The nation s reluctance to embrace new light bulb technology as wholeheartedly as we embrace other technological advances may be due to the fact that alternatives to the incandescent lighting are not better in every regard. For example, CFLs are certainly more efficient then incandescent bulbs, producing more light with less energy, but while the brightness of the CFL light is comparable to incandescent, the quality of the light emitted by CFLs is not. CFLs also contain mercury, making them potentially dangerous if they break and are not disposed of properly. Halogen bulbs don t contain mercury, but they cost more than CFLs and don t last as long. And the newest bulbs on the block, the LEDs, come close to matching the quality of incandescent light but can cost as much as $60 a piece. All of the new energy-efficient bulbs are more expensive than traditional incandescent bulbs, but they pay for themselves through reduced energy costs and longer life spans over time. Of course, that s provided you don t break the bulb before you even screw it in.

New energy-efficient standards

By all measures, the traditional incandescent bulb is a dinosaur. But their affordability and ease of use have made consumers reluctant to part with them. However, in the coming years, theses dinosaurs are headed for extinction. In 2007, Congress passed the Energy Independence and Security Act (EISA), which included new higher efficiency standards for basic light bulbs. Beginning in January 2012, the traditional incandescent bulbs you use now will start to be phased out. Consumer lighting needs will be met with energy-efficient light bulbs, including CFLs, halogens, and LEDs.

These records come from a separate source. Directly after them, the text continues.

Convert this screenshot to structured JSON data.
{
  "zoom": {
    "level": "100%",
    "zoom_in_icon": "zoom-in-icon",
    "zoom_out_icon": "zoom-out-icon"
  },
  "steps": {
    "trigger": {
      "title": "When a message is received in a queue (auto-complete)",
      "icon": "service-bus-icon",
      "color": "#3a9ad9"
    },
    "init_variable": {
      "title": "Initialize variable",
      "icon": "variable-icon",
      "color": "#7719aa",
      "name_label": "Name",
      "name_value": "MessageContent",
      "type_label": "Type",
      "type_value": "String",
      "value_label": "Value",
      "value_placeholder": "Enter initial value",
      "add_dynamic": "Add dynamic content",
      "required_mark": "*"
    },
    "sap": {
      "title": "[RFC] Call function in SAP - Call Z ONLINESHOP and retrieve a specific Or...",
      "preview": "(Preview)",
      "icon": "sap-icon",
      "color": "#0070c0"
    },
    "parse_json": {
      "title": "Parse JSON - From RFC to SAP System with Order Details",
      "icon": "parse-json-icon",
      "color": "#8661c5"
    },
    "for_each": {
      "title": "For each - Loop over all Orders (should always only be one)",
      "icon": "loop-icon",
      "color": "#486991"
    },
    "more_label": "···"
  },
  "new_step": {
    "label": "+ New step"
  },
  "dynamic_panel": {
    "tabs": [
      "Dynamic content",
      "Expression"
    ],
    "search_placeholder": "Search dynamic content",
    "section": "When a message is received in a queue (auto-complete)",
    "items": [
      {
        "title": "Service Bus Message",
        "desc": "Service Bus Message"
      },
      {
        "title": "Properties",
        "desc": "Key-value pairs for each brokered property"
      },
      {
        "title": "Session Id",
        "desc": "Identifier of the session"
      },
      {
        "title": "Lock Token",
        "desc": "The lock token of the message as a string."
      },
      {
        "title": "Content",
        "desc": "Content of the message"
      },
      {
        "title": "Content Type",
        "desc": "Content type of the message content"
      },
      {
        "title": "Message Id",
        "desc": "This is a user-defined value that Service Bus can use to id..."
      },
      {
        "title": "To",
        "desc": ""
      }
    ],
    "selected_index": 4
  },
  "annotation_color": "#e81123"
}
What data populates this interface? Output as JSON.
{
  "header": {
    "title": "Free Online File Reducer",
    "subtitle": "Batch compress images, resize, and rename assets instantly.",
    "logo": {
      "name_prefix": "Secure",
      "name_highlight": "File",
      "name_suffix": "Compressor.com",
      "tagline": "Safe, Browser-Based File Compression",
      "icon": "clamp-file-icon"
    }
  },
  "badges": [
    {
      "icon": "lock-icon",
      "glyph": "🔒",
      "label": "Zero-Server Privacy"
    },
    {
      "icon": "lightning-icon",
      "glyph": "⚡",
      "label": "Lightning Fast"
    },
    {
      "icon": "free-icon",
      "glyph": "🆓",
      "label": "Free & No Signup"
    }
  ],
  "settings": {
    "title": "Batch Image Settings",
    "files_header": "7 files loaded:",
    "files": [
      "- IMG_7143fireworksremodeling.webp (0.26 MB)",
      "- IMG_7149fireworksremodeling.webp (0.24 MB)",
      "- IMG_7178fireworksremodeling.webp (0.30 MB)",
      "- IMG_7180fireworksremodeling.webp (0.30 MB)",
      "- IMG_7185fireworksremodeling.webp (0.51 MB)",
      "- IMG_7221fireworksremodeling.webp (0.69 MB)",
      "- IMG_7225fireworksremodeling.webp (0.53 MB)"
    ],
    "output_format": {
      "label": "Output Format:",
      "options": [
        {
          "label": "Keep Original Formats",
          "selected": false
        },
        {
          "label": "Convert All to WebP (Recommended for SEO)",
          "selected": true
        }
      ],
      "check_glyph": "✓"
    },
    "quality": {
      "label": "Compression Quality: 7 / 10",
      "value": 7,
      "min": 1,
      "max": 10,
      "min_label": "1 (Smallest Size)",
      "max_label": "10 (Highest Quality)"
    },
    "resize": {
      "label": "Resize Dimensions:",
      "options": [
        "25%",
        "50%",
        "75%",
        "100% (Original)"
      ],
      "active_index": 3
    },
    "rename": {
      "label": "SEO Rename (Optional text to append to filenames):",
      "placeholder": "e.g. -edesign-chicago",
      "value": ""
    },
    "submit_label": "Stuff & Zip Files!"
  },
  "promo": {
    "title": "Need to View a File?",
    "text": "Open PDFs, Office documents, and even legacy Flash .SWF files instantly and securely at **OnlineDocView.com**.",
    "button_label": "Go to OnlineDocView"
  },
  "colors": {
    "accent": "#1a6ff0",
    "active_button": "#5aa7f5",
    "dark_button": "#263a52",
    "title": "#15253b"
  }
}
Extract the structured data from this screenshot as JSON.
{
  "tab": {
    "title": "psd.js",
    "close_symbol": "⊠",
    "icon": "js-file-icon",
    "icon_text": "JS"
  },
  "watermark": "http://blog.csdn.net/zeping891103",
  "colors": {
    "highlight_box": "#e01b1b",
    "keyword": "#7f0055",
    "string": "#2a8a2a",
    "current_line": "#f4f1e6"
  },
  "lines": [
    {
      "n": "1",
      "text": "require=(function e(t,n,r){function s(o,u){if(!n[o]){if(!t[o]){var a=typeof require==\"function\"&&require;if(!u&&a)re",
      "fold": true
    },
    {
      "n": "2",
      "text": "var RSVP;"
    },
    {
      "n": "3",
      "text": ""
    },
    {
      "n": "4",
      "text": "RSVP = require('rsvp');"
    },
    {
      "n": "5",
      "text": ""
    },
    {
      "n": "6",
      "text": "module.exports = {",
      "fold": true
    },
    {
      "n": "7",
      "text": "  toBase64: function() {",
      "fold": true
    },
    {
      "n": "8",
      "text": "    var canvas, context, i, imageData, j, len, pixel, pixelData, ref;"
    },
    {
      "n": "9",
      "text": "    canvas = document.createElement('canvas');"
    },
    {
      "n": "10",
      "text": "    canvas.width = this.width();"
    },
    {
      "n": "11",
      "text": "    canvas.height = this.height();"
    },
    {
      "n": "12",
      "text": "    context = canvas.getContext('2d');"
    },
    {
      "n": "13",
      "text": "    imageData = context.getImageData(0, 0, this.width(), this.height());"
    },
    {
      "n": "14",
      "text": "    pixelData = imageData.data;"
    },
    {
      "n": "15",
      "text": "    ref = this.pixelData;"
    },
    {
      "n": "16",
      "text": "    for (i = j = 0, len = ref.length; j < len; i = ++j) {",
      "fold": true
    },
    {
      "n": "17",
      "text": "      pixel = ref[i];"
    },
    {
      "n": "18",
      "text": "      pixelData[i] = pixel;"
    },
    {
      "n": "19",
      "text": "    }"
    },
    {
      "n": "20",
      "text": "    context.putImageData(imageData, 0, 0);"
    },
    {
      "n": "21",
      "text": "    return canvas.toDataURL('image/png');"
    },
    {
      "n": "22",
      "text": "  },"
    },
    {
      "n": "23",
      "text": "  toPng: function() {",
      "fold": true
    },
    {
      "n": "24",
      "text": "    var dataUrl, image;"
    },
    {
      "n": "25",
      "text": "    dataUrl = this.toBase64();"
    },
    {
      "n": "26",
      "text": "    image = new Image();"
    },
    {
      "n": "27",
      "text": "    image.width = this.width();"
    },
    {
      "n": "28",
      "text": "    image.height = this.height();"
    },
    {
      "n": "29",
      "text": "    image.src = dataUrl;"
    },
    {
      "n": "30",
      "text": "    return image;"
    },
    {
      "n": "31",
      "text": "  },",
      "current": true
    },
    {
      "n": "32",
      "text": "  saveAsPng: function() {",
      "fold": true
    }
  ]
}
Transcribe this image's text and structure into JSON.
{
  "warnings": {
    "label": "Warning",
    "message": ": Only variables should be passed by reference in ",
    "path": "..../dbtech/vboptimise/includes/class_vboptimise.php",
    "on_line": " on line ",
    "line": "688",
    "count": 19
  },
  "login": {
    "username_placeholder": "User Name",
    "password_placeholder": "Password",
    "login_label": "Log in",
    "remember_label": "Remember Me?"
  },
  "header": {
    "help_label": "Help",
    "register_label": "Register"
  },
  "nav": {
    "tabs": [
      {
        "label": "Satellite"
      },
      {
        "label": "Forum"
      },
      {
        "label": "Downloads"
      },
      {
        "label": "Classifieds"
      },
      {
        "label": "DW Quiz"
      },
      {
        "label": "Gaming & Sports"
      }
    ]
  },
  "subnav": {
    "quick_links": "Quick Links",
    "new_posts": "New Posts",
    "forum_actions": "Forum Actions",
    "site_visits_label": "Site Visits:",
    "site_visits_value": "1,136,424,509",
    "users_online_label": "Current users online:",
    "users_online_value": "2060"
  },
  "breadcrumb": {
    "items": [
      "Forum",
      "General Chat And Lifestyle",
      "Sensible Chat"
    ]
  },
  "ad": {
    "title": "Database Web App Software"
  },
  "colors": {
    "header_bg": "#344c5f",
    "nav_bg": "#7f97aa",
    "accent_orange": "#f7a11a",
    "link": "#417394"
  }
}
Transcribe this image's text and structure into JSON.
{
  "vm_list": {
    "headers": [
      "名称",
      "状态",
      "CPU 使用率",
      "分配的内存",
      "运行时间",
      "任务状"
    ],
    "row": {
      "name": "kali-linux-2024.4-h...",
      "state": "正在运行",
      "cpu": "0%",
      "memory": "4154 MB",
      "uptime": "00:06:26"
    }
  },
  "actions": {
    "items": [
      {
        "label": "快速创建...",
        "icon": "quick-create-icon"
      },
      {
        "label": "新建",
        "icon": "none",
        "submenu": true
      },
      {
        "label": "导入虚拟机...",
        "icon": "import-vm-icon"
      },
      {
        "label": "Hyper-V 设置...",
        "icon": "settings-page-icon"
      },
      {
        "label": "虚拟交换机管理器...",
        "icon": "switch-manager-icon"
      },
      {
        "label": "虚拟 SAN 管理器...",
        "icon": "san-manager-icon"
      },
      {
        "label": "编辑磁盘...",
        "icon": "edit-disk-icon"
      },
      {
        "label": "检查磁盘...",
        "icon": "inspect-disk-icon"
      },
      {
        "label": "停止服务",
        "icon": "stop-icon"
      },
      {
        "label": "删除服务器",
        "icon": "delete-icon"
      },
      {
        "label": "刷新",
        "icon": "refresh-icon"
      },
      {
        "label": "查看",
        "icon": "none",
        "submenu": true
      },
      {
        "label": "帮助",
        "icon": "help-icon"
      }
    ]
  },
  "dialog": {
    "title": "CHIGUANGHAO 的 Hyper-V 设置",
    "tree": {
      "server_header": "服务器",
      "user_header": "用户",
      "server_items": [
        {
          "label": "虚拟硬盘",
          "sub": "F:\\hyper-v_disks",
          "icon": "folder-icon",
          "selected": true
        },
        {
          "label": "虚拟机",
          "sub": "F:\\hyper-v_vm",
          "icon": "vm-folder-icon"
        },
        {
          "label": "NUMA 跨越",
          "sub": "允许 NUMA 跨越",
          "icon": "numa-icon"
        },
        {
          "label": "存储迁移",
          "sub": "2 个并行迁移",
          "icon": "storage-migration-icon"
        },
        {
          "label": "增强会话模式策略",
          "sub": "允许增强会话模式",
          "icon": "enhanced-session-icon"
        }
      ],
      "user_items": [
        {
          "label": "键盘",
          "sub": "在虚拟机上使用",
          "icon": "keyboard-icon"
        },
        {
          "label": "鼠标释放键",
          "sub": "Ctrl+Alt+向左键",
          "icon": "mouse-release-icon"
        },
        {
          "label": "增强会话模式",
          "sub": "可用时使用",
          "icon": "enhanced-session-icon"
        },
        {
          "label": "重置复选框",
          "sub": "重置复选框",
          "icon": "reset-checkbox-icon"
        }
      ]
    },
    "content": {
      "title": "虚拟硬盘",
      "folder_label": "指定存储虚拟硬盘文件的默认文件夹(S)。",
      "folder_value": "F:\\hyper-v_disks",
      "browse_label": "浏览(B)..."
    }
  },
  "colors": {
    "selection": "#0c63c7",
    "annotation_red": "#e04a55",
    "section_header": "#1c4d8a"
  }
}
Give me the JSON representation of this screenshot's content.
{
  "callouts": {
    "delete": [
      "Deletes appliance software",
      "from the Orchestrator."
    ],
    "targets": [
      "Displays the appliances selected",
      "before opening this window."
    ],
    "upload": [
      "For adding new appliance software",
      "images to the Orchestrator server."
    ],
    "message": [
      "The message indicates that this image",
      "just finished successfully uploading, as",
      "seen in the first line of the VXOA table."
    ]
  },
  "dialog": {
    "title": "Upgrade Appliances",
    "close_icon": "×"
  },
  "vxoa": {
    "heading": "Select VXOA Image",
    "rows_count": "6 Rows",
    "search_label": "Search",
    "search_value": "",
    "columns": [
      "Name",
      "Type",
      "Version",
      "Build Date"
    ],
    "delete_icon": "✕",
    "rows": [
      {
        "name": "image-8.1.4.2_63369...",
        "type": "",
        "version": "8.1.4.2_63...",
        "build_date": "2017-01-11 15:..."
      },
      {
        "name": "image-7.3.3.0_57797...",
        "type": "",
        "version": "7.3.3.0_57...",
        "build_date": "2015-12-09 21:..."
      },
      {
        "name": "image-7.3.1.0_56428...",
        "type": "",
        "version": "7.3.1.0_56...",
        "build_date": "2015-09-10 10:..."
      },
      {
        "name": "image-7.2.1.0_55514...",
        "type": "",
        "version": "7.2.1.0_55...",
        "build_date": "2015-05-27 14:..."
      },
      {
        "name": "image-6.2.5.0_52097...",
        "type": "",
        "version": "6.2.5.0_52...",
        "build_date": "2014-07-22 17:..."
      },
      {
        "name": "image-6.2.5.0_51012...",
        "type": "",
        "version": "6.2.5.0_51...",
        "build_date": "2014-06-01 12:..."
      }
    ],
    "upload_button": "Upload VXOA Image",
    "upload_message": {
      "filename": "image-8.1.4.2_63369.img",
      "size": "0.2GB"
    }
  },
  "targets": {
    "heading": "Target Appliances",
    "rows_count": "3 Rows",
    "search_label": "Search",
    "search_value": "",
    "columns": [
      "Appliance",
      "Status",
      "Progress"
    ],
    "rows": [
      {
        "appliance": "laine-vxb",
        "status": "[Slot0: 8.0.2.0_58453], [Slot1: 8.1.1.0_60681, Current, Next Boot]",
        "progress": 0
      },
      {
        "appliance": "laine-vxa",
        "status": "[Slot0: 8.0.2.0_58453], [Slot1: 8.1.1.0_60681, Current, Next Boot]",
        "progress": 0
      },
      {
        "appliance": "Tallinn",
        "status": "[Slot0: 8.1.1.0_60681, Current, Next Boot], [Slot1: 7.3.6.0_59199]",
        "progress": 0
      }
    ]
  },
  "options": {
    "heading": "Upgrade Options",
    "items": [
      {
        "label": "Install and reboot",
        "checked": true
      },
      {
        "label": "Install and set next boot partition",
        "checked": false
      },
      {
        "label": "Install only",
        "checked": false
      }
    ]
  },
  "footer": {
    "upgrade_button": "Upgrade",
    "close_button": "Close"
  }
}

Lumens versus watts

Making the switch will require some effort, and we ll need to learn more about our lighting choices. U.S. Department of Energy spokesperson Jen Stutsman says a good place to start is with the package. We encourage consumers to begin familiarizing themselves with the term lumens, she says. Lumens are a measure of how much light you get from a specific bulb. This differs from the term watts, which measures the amount of energy a light bulb uses. In most cases, you ll see a lumens measure on light bulb packaging today. Beginning in summer 2011, all manufacturers will also be required to use a new lighting label that provides easy-to-understand information for consumers about the lumens, efficiency, and characteristics of a particular type of light bulb. Consumers will also need to learn how to handle and dispose of energy-efficient bulbs. Fortunately, most home centers and hardware stores have knowledgeable personnel who can help you make the right choice for your needs.

On the horizon

EISA lighting standards will help make America more efficient and lead to reductions in carbon pollution. For consumers, this means lower energy bills. For businesses, this means lower costs, making them more competitive. For the environment, EISA brings in enormous benefits. Over 30 years, these new standards are expected to save the energy that would be produced by more than 1,000 500-megawatt power plants. With the advent of EISA little more than a year away, manufacturers are stepping up to the plate with better, cheaper, safer, and even more efficient light bulbs. GE recently unveiled a prototype of an LED bulb that employs jet engine cooling technology, and the advent of a more efficient incandescent is looming on the horizon. To find out more about energy-efficient bulbs, visit Also, check with your local and state power authorities about rebate programs to help offset the cost of purchasing energy-efficient light bulbs. How do you feel about using energy-efficient light bulbs? Send your thoughts on the matter

What you need to know about new light bulb standards

The change in lighting from the 2007 Energy Independence and Security Act will be phased in starting from January 2012 to January 2014. It will occur in three phases: